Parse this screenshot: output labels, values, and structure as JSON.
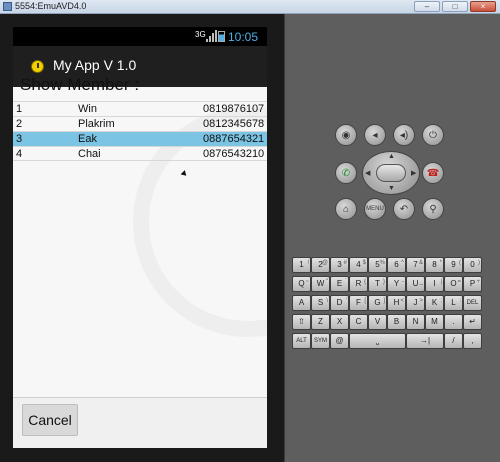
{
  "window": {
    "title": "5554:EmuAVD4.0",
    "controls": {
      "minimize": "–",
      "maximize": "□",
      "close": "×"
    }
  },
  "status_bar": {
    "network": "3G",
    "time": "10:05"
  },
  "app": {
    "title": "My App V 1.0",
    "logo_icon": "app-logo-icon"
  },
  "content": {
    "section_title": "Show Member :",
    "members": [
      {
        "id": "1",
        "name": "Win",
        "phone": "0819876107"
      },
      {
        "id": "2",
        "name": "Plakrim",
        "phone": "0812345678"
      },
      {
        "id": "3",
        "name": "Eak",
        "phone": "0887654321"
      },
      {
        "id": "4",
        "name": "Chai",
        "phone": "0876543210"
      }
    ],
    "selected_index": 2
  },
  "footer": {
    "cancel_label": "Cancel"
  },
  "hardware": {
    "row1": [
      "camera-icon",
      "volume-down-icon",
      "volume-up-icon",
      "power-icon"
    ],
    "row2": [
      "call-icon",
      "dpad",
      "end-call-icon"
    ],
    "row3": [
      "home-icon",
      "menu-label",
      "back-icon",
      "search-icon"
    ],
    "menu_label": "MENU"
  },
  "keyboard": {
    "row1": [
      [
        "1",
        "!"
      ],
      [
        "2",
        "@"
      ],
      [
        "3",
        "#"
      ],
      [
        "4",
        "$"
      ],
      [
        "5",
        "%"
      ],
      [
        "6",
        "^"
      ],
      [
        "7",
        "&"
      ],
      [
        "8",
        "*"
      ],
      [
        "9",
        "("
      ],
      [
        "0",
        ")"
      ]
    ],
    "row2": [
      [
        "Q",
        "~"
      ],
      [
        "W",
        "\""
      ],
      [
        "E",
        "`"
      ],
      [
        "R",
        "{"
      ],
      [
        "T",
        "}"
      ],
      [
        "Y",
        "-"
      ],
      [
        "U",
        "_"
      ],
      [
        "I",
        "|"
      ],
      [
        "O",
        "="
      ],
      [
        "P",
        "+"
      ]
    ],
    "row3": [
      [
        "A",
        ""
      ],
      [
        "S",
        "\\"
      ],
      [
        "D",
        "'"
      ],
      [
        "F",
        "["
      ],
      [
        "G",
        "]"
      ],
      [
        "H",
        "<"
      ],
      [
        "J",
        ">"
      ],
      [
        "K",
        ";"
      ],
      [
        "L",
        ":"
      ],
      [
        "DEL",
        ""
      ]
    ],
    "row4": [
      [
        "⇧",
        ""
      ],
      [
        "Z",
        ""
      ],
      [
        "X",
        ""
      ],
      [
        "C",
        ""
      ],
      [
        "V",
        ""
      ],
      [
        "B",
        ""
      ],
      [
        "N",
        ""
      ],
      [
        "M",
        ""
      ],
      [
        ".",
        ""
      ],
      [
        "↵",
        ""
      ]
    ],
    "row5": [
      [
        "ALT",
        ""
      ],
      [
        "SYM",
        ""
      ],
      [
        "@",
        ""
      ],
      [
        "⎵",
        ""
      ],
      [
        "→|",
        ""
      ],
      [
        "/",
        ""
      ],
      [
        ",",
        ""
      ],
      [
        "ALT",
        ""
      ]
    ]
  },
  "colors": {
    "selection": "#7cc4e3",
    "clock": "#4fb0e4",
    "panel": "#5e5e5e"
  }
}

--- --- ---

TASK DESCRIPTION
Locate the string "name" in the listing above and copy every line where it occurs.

COMPLETED EXERCISE
        "name": "Win",
        "name": "Plakrim",
        "name": "Eak",
        "name": "Chai",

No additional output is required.